“You don’t want to be here,” one of the officers explained without qualifying just why. “This isn’t the place for you.”

I took it that my choice of motel — and the neighbourhood itself — wasn’t exactly the type of establishment where a couple of elderly Canadian tourists should be hanging out for the night.

Brenda mentioned that since we had nowhere else to go, she was willing to walk down to another nearby motel and check it out for an available room, but the male police officer said bluntly, “You don’t want to be there either.” Oh-oh.

I then revealed to the police that while Brenda had been down at the motel office trying to arrange a cancellation of our booking, I managed to finally work our phone and find a room for two of our three days at a more established hotel.

But with no means of getting there, the two police officers stepped up and offered Brenda and myself rides to the hotel in their patrol cars.

So into their cars went our luggage and the two of us, Brenda and me each sitting in the back “perp” seats, surrounded by plexiglass and bars. Well, this was certainly unexpected.

For a brief moment, I wondered what our friends or families would have thought about our septugenarian “bust” by the Fort Lauderdale police department as the two police cars raced down Florida State Road 84 to our new hotel.

I pondered the moment. That morning, I had gotten off a cruise ship three days early and thought it was an unseemly end to a highly anticipated vacation. Then, a few hours later, I’m in the back of a police car being taken for a ride by the local constabulary. Hmm, not bad at all.

“You can add this to your bucket list of things you’ve already done,” the female officer said, smiling at Brenda as both officers delivered us in front of the lobby of our new hotel.

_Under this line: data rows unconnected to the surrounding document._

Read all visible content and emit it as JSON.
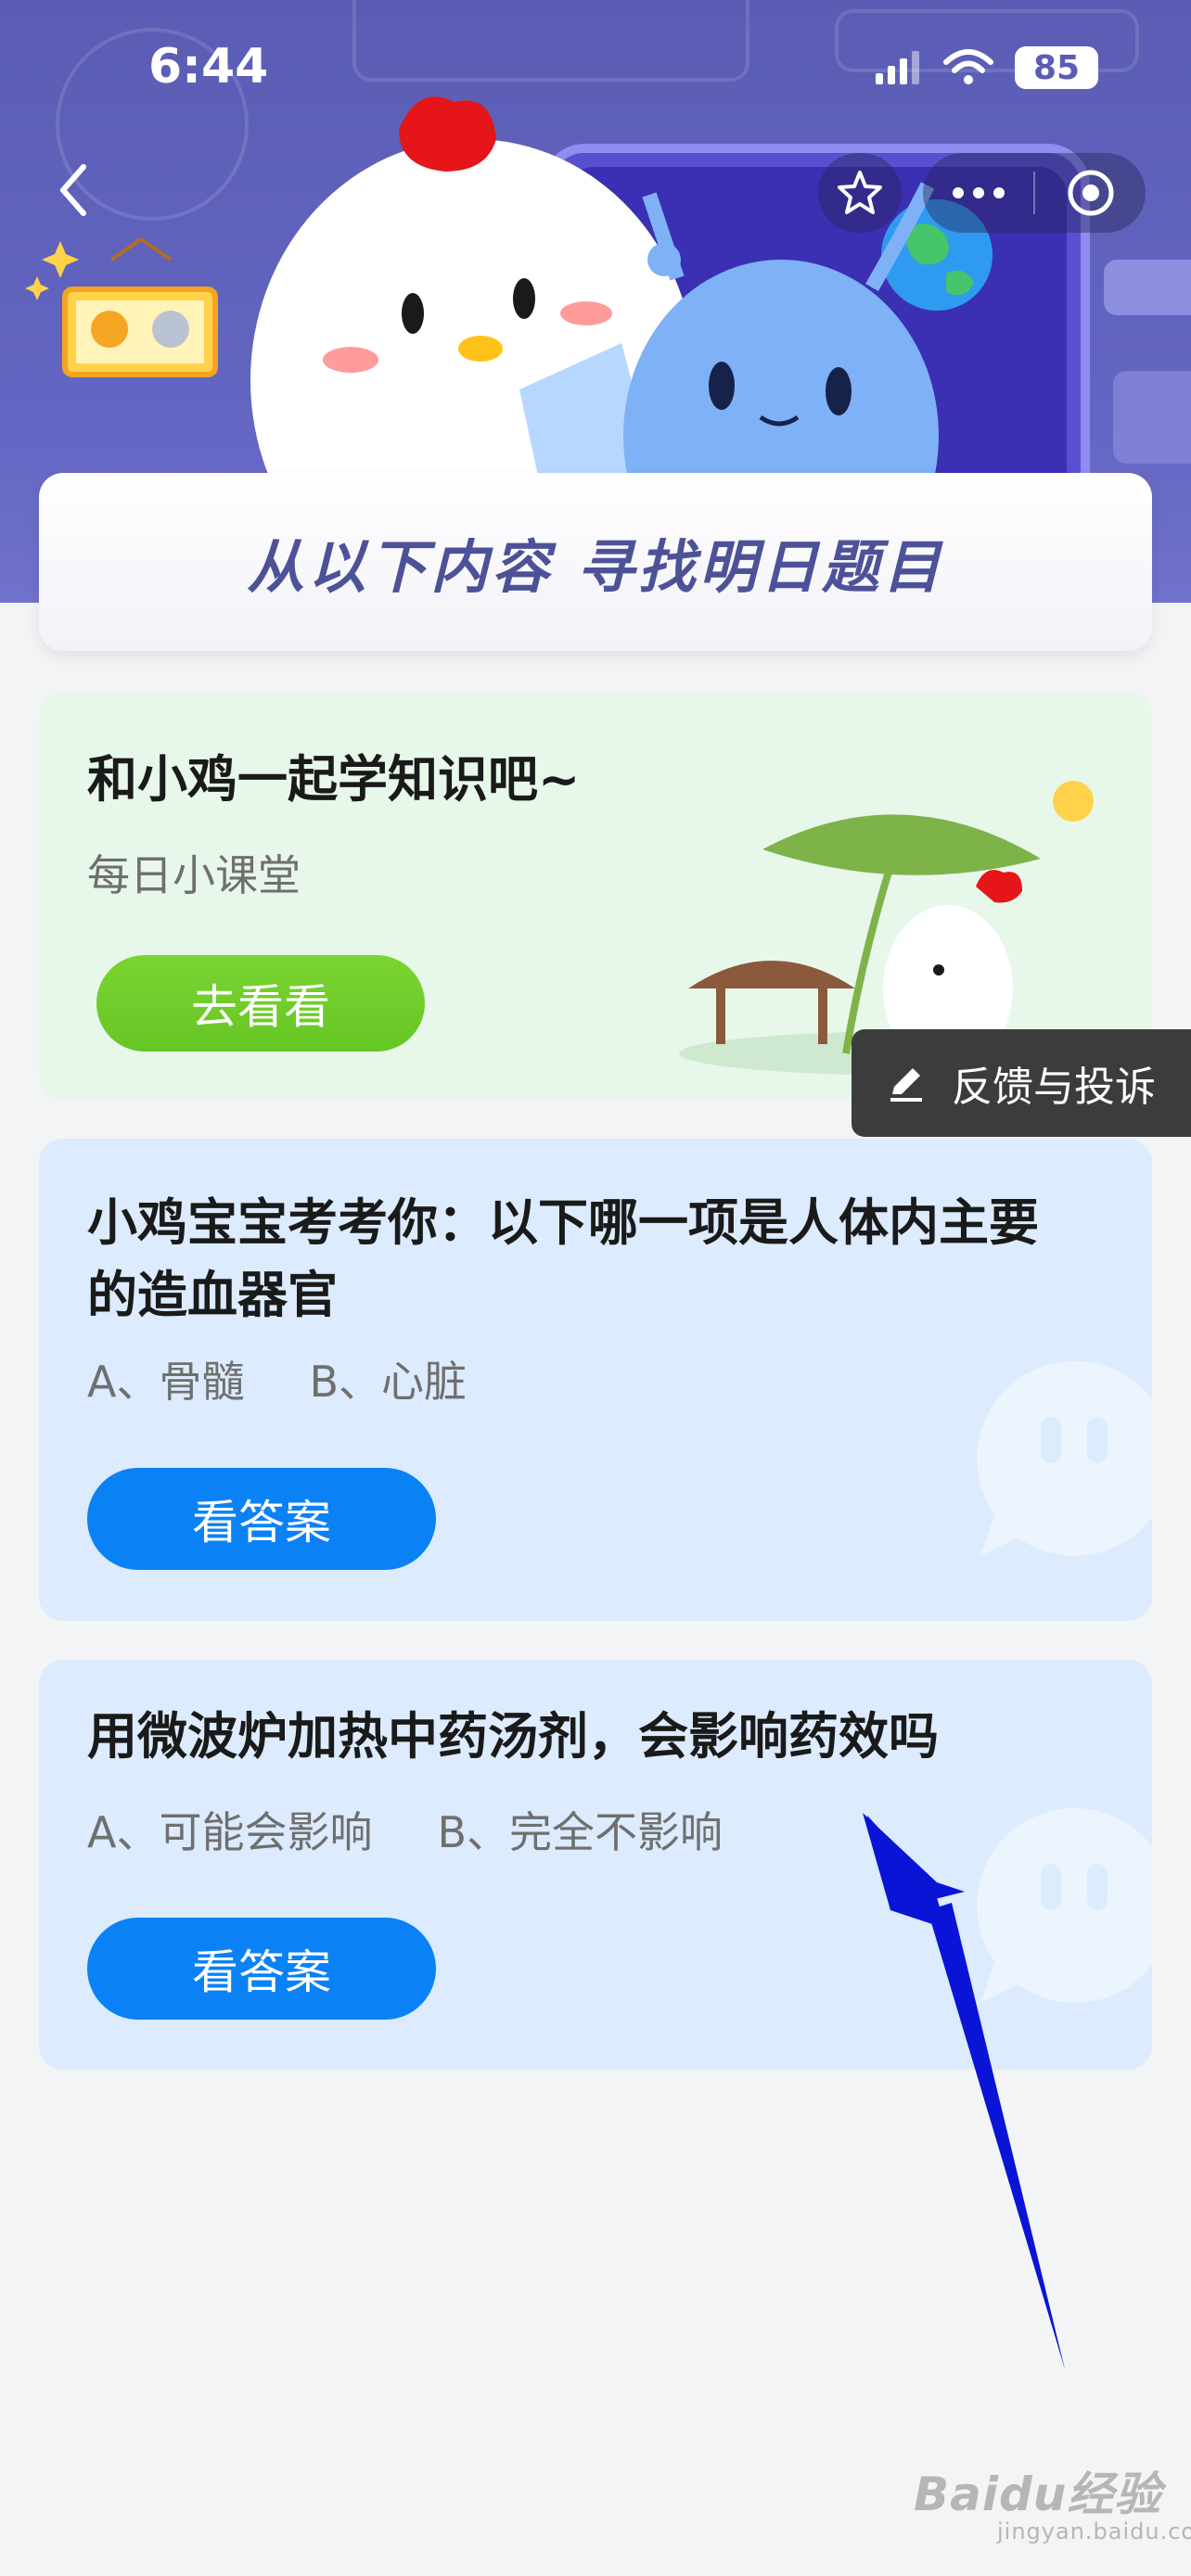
{
  "statusbar": {
    "time": "6:44",
    "battery": "85"
  },
  "banner": {
    "title": "从以下内容  寻找明日题目"
  },
  "cards": [
    {
      "title": "和小鸡一起学知识吧~",
      "subtitle": "每日小课堂",
      "button": "去看看"
    },
    {
      "title": "小鸡宝宝考考你：以下哪一项是人体内主要的造血器官",
      "options": [
        "A、骨髓",
        "B、心脏"
      ],
      "button": "看答案"
    },
    {
      "title": "用微波炉加热中药汤剂，会影响药效吗",
      "options": [
        "A、可能会影响",
        "B、完全不影响"
      ],
      "button": "看答案"
    }
  ],
  "feedback": {
    "label": "反馈与投诉"
  },
  "watermark": {
    "brand": "Baidu经验",
    "domain": "jingyan.baidu.com"
  },
  "colors": {
    "header": "#5b5db4",
    "accent_blue": "#0a82f5",
    "accent_green": "#6ccb2a",
    "arrow": "#0a14d6"
  }
}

Hotel guests waiting outside for airport shuttles gawked as we — two elderly “perpetrators” —disembarked, neither wearing cuffs. Surprise!

“Not every tourist,” said the cop with a laugh, “gets this special treatment.”

 

Bill Eluchok is a retired London Free Press editor and reporter now living in Welland.